Breaking the law
You are breaking the law if you take anything that doesn't belong to you.
If you are caught breaking the law you could face serious punishment. You could be jailed for up to seven years in prison if you are caught shoplifting.
There are lots of different crimes, including:
- Damage to property
- Theft of property
- Sexual offences (If they say no or maybe this never means yes)
Each of these offences can affect the victim. Think about how you would feel if any of these crimes were done to you.
If you commit a crime, this can make a big difference to your life. Because you will have a criminal record, you may not be allowed to do certain jobs or go on holiday to some countries.
Once you have a criminal record you may find that people will treat you differently because they will not trust you.
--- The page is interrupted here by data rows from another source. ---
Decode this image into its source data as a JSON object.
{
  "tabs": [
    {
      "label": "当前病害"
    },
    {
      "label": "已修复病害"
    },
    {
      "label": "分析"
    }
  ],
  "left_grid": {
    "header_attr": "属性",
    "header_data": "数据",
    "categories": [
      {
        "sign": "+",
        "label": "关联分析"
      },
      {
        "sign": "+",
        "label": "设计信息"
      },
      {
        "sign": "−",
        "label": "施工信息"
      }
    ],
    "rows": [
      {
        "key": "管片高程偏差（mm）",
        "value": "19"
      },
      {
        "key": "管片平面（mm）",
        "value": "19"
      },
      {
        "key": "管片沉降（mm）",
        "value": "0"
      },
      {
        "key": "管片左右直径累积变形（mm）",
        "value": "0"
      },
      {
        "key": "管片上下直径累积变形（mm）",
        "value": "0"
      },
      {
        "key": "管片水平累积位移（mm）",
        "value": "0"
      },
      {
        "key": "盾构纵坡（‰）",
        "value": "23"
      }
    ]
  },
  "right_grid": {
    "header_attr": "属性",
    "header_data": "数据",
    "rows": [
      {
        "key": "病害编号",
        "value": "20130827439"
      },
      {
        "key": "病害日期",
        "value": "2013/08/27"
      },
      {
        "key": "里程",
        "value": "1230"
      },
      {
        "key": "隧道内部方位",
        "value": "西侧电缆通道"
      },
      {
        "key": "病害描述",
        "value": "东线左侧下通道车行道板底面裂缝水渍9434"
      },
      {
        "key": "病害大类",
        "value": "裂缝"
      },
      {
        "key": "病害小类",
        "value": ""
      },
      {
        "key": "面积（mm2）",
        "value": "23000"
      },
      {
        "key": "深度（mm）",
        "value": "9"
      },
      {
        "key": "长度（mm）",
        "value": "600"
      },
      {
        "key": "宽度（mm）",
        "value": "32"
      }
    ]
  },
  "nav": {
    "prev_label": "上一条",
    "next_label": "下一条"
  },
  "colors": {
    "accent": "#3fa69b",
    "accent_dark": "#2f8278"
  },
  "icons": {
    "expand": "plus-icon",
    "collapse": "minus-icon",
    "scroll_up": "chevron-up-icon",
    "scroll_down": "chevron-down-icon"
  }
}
It will also have an impact on your future. You may not be allowed to travel to certain countries or do particular jobs.
The influence of friends
Sometimes our friends can suggest we do things even though we feel it is wrong. It can be easy to get caught up in a situation when you are trying to impress your friends but things can look very different in the morning.
It's good to spend time with your friends, have fun and make each other laugh but remember to think about other people. It's also an important part of growing up to think about other people. A big group of young people can seem very intimidating to someone by themselves.
Make sure your behaviour doesn't make other people feel threatened.
If you break the law, one of the following will happen
- Restorative Justice – You will have to make up for what you have done, meaning you may have to meet your victim in order to apologise.
- Caution – You will be warned about your behaviour
- Conditional Caution – You will be warned about your behaviour, but you will also be expected to do extra, like go on a course to help you change your behaviour.
- Charge to court – If what you have done is serious or you have committed lots of crime before you could go to court. Where you may end up in a young offender’s unit, a prison for young people.
Content uploaded: 28/07/2015 16:58 | Modified: 25/01/2022 16:42